Moazzam Begg on terrorism:
I was armed and prepared to fight alongside the Taliban and al-Qaeda against the U.S. and others, and eventually retreated to Tora Bora to flee from U.S. forces when our front lines collapsed…. [I] knowingly provided comfort and assistance to al-Qaeda members by housing their families, helped distribute al-Qaeda propaganda, and received members from terrorist camps knowing that certain trainees could become al-Qaeda operatives and commit acts of terrorism against the United States.
ITV on Moazzam Begg:
A man from Birmingham has been describing his experiences at the controversial Guantanamo Bay detention camp, on the tenth anniversary of its opening. Moazzam Begg, who’s 36 and from the Sparkhill area of the city, was held captive for three years at the detention centre in Cuba, after he was wrongly suspected of terrorism. Last night, the human rights charity Reprieve and awareness group CagePrisoners launched an online timeline of events at the camp.
BBC News interviewed Begg at his desk, with the Cageprisoners homepage on the computer screen in the background:
Gita Sahgal on the relationship between Amnesty International and Begg’s Cageprisoners, a subject over which she had been suspended:

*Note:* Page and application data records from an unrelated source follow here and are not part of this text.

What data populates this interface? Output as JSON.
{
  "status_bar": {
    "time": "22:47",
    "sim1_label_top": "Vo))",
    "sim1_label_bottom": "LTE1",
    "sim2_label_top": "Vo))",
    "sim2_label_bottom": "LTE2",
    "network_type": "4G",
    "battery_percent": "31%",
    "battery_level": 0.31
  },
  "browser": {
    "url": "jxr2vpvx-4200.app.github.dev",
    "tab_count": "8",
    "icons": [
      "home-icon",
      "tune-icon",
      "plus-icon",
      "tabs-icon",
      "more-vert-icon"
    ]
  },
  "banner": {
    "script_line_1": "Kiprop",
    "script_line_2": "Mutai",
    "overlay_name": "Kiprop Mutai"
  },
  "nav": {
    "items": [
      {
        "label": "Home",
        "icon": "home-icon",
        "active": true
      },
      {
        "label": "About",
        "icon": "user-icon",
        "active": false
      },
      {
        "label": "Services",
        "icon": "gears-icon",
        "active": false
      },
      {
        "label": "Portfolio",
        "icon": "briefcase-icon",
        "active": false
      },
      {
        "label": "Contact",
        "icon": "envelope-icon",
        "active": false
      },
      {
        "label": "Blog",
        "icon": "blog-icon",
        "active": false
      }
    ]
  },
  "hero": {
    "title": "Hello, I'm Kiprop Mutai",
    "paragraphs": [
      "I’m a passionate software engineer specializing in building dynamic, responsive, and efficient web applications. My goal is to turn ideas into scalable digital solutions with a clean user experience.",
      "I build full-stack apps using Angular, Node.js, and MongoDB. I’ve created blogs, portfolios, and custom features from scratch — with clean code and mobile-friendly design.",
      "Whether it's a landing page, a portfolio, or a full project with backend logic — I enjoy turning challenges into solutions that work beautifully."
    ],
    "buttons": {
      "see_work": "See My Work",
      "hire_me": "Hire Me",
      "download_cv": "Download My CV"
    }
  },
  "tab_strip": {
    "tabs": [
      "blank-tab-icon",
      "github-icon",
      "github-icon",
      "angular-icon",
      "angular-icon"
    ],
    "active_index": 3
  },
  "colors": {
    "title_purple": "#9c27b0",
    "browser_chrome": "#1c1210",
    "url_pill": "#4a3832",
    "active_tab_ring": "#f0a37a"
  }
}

There has been a history of warnings within Amnesty that it is inadvisable to partner with Begg. Amnesty has created the impression that Begg is not only a victim of human rights violations but a defender of human rights. Many of my highly respected colleagues, each well-regarded in their area of expertise has said so. Each has been set aside.
The topic of Cageprisoners’ working relationship with Amnesty was itself the subject of a BBC Newshour programme.
Other parts of the mainstream media now follow Amnesty’s lead.